(Stored items)

.....

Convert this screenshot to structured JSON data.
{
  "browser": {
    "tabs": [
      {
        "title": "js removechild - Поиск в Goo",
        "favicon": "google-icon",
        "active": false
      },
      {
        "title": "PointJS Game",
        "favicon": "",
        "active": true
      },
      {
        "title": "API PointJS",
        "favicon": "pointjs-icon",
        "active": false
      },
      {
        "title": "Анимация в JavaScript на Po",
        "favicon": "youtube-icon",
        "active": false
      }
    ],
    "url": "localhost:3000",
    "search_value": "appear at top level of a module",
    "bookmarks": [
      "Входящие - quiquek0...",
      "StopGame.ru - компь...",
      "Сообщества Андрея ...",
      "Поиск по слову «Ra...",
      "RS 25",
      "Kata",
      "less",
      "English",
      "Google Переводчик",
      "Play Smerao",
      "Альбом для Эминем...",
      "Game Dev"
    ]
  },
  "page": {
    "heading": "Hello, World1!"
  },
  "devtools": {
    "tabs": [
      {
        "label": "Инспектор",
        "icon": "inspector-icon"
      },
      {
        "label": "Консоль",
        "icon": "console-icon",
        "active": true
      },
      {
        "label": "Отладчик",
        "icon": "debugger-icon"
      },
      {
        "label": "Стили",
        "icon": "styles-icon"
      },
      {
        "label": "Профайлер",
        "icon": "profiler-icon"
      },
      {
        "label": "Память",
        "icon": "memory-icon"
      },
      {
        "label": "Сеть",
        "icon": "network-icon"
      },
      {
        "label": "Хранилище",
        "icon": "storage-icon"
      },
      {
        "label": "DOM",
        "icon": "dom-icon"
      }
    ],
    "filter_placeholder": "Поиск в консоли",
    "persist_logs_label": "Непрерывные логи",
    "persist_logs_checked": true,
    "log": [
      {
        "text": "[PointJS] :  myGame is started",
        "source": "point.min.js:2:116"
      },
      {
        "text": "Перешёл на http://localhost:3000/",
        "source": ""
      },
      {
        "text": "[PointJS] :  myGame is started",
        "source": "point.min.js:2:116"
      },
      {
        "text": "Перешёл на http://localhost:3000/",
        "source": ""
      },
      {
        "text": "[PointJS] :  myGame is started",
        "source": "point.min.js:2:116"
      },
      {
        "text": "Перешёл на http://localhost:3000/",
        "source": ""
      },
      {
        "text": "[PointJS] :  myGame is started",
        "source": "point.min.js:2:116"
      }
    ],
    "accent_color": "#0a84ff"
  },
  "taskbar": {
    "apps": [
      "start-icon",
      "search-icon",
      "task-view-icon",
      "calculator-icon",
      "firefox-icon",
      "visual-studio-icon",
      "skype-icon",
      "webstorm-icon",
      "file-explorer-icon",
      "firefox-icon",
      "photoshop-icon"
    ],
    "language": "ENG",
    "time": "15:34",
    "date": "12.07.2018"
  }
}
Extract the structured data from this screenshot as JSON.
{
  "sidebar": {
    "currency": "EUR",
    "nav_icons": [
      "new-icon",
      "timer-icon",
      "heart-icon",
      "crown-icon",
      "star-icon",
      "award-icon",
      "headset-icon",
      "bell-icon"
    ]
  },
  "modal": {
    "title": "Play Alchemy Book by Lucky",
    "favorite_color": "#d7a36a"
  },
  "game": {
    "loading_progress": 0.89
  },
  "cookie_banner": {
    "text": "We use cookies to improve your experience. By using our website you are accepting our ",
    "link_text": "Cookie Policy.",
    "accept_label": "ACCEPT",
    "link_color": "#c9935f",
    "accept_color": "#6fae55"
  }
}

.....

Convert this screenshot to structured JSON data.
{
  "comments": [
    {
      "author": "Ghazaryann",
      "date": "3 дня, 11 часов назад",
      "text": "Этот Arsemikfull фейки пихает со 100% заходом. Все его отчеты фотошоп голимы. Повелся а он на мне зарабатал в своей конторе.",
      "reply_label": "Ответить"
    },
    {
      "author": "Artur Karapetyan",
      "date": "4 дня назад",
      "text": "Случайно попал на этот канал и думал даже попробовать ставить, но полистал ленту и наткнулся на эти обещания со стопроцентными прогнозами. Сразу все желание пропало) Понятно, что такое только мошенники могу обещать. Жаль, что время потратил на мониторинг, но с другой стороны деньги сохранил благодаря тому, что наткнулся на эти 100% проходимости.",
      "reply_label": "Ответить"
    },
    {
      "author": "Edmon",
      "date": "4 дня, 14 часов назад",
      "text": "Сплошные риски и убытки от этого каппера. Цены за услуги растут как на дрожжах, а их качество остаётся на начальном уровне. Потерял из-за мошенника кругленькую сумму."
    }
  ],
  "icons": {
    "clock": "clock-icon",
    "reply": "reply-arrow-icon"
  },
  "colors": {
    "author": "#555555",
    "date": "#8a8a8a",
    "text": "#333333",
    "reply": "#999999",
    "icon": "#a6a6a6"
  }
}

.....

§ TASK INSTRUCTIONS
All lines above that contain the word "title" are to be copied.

§ WORKED SOLUTION
        "title": "js removechild - Поиск в Goo",
        "title": "PointJS Game",
        "title": "API PointJS",
        "title": "Анимация в JavaScript на Po",
    "title": "Play Alchemy Book by Lucky",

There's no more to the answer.